How healthy do you think your home is? It may not be as good as you would imagine. Pollution can be two to five times worse inside than outdoors, according to the U.S. Environmental Protection Agency.
Indoor air buildup moving through your house’s air may be a source of headaches and allergy attacks. And mold and mildew pose a potential health risk.
Even though health problems can be caused by other factors, they can be a sign your home has indoor air quality (IAQ) problems. This is likely accurate if you feel better once you’re outside of your home.
- Dry eyes, nose, throat or skin
- Headaches and sinus problems
- Allergies or asthma troubles that are more irritated than regular
- Coughing and sneezing
- Dizziness or feeling sick to your stomach
An outdated heating and cooling system may be a contributing cause in indoor air quality concerns, particularly if it’s having difficulty to purify air, adjust humidity or keep temperatures consistent.
Here are further indications you may need to improve your indoor air:

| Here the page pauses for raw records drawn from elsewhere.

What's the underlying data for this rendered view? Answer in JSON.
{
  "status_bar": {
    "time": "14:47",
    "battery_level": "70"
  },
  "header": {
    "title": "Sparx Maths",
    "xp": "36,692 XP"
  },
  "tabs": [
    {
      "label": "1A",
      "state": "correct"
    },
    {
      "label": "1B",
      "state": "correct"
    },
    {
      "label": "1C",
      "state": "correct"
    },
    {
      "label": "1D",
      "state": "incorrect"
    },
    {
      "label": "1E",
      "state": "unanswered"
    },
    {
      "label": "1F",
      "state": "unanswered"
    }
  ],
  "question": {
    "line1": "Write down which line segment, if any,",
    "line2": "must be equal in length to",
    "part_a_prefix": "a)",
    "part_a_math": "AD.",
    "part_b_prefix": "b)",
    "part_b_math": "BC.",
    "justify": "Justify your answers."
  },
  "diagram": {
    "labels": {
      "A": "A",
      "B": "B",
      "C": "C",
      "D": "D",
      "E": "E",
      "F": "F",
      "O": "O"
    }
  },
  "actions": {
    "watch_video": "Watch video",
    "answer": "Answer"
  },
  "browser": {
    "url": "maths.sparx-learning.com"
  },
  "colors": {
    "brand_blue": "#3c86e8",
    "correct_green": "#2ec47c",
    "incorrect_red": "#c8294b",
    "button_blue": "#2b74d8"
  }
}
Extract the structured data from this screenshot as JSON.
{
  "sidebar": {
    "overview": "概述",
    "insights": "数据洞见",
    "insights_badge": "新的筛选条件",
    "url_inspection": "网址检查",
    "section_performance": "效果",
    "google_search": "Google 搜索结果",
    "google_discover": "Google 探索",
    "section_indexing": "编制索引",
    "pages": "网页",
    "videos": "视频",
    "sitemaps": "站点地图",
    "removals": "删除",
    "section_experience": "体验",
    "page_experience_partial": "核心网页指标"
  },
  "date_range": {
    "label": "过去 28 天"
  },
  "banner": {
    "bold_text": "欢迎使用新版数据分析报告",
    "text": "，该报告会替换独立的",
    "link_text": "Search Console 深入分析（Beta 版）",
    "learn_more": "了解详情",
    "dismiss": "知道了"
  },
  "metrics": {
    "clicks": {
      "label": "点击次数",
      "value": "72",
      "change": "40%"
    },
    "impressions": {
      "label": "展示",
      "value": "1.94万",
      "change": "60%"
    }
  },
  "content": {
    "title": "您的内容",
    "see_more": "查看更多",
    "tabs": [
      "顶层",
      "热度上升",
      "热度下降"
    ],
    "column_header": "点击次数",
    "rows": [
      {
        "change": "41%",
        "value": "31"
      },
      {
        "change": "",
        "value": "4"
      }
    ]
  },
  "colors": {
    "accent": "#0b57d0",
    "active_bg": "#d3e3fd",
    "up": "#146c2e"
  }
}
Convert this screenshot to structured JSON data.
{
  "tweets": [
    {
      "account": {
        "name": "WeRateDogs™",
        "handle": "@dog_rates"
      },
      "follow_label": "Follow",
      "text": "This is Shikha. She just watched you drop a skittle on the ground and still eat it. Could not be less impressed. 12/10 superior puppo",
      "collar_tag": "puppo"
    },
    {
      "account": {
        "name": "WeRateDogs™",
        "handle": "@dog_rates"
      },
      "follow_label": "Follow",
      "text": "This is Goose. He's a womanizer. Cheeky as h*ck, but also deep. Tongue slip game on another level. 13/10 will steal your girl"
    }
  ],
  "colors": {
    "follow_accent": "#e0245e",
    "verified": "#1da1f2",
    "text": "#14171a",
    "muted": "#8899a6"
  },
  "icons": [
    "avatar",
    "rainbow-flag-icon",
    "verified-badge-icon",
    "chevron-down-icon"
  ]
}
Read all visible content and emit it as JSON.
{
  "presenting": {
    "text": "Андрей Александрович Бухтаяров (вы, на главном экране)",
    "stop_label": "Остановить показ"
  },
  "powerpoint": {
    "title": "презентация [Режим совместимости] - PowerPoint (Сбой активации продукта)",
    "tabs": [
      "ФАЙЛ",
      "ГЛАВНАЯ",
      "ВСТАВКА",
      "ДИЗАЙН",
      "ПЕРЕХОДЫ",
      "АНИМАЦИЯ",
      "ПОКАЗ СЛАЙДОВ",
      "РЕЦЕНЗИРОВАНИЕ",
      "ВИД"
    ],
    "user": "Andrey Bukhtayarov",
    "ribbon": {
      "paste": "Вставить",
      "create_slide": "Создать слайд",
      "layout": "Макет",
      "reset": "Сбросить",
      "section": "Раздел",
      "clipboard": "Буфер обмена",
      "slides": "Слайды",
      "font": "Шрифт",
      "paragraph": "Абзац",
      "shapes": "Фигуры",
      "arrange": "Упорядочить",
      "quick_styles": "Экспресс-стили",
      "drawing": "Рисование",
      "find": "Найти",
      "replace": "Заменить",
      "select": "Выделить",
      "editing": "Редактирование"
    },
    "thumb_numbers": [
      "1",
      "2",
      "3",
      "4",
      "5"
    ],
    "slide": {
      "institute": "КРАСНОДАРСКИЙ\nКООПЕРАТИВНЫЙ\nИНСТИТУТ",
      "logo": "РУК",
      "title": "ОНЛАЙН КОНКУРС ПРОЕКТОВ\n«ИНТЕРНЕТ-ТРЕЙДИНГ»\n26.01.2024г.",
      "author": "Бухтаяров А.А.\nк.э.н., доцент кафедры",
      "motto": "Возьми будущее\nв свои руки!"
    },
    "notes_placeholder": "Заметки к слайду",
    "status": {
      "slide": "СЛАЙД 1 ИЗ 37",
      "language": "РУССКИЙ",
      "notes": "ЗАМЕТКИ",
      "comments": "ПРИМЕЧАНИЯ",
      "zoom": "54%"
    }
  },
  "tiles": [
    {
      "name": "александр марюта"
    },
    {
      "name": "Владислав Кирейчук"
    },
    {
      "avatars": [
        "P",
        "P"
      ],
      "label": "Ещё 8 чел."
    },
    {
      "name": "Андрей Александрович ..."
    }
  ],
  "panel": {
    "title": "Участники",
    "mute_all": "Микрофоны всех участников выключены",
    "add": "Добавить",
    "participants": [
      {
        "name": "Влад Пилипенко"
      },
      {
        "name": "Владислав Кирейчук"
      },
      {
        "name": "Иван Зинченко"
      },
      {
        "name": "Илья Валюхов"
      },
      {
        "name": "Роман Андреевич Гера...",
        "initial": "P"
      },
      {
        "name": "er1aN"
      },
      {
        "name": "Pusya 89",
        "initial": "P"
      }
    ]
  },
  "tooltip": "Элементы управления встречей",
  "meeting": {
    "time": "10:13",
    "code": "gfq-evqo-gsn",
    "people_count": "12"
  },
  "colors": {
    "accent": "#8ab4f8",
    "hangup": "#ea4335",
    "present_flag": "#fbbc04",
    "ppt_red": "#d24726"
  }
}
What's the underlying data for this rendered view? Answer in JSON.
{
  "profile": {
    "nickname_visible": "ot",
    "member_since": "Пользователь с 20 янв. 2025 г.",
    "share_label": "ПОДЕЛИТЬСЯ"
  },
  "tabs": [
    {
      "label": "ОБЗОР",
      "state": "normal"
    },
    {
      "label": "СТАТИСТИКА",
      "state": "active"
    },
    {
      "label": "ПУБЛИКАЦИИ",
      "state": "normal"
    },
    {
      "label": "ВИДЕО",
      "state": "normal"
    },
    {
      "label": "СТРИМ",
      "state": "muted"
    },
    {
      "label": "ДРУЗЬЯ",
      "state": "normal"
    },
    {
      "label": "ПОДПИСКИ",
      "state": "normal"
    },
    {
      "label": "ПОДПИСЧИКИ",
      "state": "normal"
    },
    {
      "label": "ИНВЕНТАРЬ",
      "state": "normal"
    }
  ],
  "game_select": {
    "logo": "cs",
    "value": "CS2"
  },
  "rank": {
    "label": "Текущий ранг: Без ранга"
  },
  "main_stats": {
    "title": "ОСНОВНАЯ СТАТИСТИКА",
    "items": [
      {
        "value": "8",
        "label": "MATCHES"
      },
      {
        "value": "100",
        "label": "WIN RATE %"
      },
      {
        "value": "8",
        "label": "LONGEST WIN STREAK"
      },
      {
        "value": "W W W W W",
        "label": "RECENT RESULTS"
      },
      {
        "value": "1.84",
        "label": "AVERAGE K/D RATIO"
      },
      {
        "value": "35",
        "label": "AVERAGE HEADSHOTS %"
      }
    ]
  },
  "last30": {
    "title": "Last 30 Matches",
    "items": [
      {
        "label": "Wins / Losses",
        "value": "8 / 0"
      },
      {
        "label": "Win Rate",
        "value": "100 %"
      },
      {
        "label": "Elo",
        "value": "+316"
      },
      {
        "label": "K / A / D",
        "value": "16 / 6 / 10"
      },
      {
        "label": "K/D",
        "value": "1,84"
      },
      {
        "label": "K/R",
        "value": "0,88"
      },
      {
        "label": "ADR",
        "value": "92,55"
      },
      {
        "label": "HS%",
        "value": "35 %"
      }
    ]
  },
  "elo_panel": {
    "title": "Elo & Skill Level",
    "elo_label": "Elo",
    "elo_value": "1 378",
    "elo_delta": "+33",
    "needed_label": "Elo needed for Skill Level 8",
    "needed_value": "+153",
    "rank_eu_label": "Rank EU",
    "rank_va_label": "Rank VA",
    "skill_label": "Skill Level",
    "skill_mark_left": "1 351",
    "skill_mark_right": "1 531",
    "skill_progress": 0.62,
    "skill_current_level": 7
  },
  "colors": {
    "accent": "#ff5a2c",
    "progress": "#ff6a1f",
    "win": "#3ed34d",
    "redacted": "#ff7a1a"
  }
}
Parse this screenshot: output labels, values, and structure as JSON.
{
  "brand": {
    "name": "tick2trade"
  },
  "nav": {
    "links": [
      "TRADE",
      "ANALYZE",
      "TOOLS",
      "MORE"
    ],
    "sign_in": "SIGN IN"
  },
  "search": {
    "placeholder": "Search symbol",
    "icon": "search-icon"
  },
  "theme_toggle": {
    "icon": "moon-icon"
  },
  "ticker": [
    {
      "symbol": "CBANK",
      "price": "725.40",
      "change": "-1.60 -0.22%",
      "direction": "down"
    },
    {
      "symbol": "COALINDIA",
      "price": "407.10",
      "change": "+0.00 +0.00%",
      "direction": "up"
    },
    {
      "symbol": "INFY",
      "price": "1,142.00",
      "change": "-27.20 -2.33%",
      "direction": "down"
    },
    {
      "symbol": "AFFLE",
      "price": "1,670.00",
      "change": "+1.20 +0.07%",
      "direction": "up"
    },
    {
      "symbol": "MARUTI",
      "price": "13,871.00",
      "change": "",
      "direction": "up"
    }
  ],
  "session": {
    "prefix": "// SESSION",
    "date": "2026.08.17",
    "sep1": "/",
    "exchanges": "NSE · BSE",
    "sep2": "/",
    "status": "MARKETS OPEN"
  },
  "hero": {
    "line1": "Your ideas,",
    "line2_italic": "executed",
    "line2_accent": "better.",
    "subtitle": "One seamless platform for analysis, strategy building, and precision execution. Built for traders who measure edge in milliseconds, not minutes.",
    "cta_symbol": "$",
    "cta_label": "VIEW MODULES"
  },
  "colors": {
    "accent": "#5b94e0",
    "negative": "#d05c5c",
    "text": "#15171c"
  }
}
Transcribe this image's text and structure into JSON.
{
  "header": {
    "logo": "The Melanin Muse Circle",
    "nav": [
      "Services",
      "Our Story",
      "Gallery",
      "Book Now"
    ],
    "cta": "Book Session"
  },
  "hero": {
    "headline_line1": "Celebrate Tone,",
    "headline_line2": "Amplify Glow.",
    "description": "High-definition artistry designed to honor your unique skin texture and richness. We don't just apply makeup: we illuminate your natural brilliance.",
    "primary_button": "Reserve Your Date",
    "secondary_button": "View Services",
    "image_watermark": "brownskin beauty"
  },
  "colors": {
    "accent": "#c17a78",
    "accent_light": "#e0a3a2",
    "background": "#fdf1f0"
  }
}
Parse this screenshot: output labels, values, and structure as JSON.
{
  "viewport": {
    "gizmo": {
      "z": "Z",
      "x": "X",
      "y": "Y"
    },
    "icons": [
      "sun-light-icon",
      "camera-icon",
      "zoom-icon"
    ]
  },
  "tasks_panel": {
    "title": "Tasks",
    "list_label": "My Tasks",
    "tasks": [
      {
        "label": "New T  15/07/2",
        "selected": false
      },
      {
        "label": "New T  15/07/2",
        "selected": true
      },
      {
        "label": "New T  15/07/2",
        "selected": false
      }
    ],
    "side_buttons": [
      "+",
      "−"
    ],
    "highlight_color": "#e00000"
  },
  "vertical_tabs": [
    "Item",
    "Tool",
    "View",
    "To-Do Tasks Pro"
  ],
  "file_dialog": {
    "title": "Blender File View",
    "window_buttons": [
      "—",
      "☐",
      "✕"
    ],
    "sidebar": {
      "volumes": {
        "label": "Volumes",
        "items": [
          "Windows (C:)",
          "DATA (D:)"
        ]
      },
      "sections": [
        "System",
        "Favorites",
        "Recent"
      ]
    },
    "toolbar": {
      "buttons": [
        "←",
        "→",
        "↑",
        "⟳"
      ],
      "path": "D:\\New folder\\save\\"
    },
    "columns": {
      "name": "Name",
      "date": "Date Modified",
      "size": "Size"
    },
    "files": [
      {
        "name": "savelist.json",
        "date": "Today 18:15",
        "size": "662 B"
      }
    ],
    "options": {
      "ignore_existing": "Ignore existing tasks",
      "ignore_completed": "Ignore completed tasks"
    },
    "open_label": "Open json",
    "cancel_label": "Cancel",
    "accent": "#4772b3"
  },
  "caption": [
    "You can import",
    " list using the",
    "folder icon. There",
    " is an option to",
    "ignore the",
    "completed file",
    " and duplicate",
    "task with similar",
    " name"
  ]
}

- Increase in static or mold growth
- Excessive grime
- Stale odors